== Description of the task ==
Could you find every line in the entries below that holds the word "name" and copy it?

== Records ==

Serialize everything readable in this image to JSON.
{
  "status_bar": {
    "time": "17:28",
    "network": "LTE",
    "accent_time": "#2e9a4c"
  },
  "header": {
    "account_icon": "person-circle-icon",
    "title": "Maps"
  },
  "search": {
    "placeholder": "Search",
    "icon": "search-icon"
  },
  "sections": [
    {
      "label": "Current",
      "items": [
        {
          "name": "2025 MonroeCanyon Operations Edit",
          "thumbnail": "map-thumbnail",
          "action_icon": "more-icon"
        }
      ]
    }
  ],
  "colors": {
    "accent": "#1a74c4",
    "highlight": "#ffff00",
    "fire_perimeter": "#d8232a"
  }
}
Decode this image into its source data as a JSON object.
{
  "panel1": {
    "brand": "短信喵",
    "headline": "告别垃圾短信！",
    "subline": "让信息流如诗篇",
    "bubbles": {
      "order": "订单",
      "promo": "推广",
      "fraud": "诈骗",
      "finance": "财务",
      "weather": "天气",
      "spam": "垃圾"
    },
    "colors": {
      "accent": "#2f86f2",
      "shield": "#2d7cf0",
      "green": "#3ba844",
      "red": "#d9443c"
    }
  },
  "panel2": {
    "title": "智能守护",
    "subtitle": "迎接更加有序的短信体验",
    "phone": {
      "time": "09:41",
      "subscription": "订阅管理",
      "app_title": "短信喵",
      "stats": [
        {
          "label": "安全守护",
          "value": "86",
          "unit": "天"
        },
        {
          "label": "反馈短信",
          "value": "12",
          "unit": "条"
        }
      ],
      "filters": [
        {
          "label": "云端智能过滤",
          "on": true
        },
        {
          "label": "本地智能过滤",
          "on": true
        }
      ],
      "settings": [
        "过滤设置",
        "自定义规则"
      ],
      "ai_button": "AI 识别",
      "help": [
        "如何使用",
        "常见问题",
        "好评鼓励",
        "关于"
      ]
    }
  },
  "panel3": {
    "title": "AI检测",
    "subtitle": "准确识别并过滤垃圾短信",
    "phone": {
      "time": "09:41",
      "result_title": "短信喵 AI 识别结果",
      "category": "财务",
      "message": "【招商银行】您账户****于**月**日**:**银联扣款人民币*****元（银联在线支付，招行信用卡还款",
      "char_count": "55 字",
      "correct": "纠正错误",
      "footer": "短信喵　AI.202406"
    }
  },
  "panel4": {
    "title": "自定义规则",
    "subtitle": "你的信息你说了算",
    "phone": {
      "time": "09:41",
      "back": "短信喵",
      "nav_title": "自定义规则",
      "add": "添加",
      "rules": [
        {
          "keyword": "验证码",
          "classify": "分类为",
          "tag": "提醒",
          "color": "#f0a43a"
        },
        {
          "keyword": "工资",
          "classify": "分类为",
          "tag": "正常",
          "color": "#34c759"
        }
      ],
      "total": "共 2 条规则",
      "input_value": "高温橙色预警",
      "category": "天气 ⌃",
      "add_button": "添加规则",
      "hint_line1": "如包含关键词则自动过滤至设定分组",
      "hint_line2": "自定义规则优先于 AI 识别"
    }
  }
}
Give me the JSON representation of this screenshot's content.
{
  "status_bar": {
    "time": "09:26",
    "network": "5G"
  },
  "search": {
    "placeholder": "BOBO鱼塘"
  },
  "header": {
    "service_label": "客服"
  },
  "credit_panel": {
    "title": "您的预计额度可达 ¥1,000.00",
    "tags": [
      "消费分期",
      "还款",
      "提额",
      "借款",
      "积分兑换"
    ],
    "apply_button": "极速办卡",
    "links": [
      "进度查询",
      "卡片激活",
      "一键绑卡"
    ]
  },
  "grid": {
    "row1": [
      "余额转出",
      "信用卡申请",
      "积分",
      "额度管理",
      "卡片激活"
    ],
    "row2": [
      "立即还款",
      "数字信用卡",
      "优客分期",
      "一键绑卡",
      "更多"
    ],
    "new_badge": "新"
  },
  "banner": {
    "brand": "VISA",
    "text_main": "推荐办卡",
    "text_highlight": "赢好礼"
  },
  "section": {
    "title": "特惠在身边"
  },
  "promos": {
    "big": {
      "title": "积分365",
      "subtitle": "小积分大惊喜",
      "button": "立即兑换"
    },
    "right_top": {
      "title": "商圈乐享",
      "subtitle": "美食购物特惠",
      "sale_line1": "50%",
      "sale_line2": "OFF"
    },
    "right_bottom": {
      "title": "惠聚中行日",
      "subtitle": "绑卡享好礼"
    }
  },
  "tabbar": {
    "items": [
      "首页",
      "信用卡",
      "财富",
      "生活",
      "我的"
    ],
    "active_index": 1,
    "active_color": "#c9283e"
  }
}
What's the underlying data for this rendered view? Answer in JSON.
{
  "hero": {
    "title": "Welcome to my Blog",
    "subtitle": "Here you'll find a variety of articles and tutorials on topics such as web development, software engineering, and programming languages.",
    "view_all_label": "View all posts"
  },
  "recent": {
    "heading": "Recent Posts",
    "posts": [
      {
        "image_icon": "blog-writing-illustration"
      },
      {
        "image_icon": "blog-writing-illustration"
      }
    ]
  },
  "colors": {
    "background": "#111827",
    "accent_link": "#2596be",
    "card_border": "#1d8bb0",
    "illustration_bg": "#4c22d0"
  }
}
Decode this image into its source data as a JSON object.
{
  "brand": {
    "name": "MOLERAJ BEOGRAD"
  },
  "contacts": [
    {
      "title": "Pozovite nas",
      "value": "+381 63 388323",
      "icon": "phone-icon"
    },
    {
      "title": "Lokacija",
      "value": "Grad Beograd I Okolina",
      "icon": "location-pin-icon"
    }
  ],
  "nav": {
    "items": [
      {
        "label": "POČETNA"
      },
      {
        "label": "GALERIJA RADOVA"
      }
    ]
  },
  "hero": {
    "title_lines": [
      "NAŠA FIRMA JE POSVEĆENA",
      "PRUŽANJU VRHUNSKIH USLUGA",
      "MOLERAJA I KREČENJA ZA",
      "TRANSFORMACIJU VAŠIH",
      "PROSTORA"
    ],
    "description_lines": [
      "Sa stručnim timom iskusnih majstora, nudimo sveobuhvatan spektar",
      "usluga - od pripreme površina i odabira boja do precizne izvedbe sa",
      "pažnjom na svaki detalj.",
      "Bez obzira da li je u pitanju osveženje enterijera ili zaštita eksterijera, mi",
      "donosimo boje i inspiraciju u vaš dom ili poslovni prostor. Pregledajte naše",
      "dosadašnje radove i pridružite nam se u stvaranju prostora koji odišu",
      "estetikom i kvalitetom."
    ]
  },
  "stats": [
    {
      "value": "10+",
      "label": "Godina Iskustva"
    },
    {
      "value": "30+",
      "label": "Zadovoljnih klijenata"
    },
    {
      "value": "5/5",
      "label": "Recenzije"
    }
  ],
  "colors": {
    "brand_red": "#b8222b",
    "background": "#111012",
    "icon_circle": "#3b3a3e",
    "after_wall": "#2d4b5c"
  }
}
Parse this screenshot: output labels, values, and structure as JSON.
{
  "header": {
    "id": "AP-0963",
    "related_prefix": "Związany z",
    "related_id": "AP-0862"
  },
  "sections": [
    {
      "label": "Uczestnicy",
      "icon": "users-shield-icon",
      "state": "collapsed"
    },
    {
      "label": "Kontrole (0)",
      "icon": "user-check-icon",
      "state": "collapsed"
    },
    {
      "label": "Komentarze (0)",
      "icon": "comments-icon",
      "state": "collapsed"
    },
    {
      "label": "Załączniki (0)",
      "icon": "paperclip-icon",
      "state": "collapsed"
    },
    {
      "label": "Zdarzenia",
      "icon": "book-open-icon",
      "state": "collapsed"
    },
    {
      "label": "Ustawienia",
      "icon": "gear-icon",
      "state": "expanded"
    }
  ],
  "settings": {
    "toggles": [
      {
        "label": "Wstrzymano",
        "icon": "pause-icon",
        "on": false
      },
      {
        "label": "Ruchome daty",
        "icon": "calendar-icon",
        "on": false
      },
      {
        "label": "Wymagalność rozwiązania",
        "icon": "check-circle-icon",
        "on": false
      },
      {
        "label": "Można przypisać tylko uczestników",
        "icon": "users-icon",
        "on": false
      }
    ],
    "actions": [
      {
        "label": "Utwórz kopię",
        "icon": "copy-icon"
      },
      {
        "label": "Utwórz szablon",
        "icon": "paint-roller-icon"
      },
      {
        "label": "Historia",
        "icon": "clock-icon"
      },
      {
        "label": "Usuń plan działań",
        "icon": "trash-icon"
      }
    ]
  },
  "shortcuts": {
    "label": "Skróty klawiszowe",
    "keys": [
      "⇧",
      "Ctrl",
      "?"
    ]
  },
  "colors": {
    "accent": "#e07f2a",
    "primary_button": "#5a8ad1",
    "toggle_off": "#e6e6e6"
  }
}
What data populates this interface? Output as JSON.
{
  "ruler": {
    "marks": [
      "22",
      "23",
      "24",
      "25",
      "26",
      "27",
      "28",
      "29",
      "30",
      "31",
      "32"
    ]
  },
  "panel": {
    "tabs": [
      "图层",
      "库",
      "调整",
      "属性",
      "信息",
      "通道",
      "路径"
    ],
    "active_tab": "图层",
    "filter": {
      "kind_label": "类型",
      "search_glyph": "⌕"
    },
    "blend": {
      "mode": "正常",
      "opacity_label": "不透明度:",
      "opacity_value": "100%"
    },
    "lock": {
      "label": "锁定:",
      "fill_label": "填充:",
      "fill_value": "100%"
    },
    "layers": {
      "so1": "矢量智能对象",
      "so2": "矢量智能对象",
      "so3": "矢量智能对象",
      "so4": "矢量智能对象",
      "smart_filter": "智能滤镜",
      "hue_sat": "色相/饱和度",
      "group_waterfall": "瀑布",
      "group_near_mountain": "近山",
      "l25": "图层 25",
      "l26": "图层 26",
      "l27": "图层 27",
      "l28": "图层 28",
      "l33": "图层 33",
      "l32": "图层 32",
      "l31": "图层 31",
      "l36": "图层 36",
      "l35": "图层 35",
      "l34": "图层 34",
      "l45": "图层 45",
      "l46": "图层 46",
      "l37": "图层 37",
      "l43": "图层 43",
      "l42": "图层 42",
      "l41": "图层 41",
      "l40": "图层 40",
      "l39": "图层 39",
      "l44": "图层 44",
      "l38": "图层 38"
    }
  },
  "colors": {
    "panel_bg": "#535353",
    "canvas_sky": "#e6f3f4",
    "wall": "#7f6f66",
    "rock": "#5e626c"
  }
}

== Exercise result ==
          "name": "2025 MonroeCanyon Operations Edit",
    "name": "MOLERAJ BEOGRAD"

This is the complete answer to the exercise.